One example: Director of News Analytics, James Robinson’s description of the “Package Mapper,” and how they determined that providing relevant content, regardless of section or news desk, creates a better experience for their readers.
In an article on Nieman Journalism Lab, Robinson walks through how and why the Times’ technology team built the (questionably named) “Package Mapper.” In summary: the Package Mapper tracks the flow of traffic to and from articles with a certain tags, like “Golden Globes” or “Olympics,” within the Times’ site. Each URL is depicted by a circle showing the number of visitors, and a color representing a section of the newspaper. The Mapper also shows directional readership, so that looking at this data in a map format, you can quickly see which stories brought in the most readers, taking into account that they most likely are not coming directly from the homepage anymore, and what those readers do (or don’t do) next.
Image from Nieman Journalism Lab
Robinson makes a fairly ground-breaking discovery here, namely that the Times wasn’t providing readers with ways to read additional articles about the same topics, even though those articles existed on the website. “Why not?” He answers his own question,
“As it turns out, our CMS does a great job of suggesting related articles within a given section, but not within a particular topic — those promos must be hand-coded by producers. And unfortunately, the producers for these pieces were working on different desks, with little coordination between them.”
In other words, the Times was creating dead ends out of their own stories.
The real problem with dead ends for digital publishers
The media industry constantly harps on how hard it is to attract readers attention in a world where there’s so much noise. Companies, including the Times, spend millions of dollars and devote whole departments to attracting readers through SEO, social media promotion, mobile optimization, and more. From a business perspective, the most efficient use of that money, or as a marketer would call it, the the highest ROI, would be to make sure once on the site, readers were given the best options to continue reading. And the Times was failing at that.

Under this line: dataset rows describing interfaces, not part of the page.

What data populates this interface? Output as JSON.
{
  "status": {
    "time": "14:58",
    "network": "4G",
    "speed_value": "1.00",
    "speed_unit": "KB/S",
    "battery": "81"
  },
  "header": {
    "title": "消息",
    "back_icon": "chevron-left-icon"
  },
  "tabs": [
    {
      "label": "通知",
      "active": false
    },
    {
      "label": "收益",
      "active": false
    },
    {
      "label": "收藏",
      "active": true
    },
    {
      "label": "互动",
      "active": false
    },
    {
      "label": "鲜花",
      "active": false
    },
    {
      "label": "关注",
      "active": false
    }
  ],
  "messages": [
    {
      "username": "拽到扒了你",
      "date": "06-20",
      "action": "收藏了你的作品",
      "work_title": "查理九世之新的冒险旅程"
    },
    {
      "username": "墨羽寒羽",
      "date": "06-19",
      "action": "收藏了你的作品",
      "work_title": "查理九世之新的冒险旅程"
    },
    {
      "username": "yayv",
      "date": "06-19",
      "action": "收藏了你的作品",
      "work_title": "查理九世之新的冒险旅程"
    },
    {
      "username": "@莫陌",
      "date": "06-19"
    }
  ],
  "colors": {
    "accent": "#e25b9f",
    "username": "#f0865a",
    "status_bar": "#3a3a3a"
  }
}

Using this insight about their audience, Robinson’s team began to implement changes, first through manual monitoring, a phone call and producers making code changes, and later through a browser bookmarklet for editors. The screenshots of reader maps show that making these changes did encourage readers to visit the additional stories.
Image from Nieman Journalism Lab
Two challenges stopped this from happening sooner. First, the institutional problem of thinking about content grouped by editorial selections in news desks versus how the users actually read that content. And second, the technology available to fix the problem, which arguably is mostly a function of the Times not using their meta-data in the most effective way. Joshua Lasky, in a great piece on Medium, (“It’s the meta-data, stupid”) also notes how this problem inhibits the Times and other publishers’ abilities to maximize the content they’re producing.
Is there hope for publishers without a Package Mapper?
If the New York Times is just now figuring this out, that’s bad news for the rest of media, right? Wrong. Newer media companies, unburdened by existing organizational structures, have leapfrogged this problem and use a variety of ways to make sure their readers have access to the stories they’re most likely to want to read next. For example, Cheezburger.com (full disclosure: a Parse.ly client) mapped their user journey by examining meta-data, and then implemented article recommendations to make sure their readers didn’t end up at dead-ends. It increased their KPIs across the board and was part of their eventual path to profitability. You can read the full case study on what they did here: http://bit.ly/Cheezburger-Parsely.
As publishers have more access to how their audience actually reads their content, they’re finding out their previously held assumptions don’t hold ground anymore. Kudos to the NYTimes for identifying ways in which they can improve this – but we have to ask, if it’s taking them this amount of effort to make this small change, will they be able to address other issues, like reader loyalty, quickly enough to compete with digital first properties?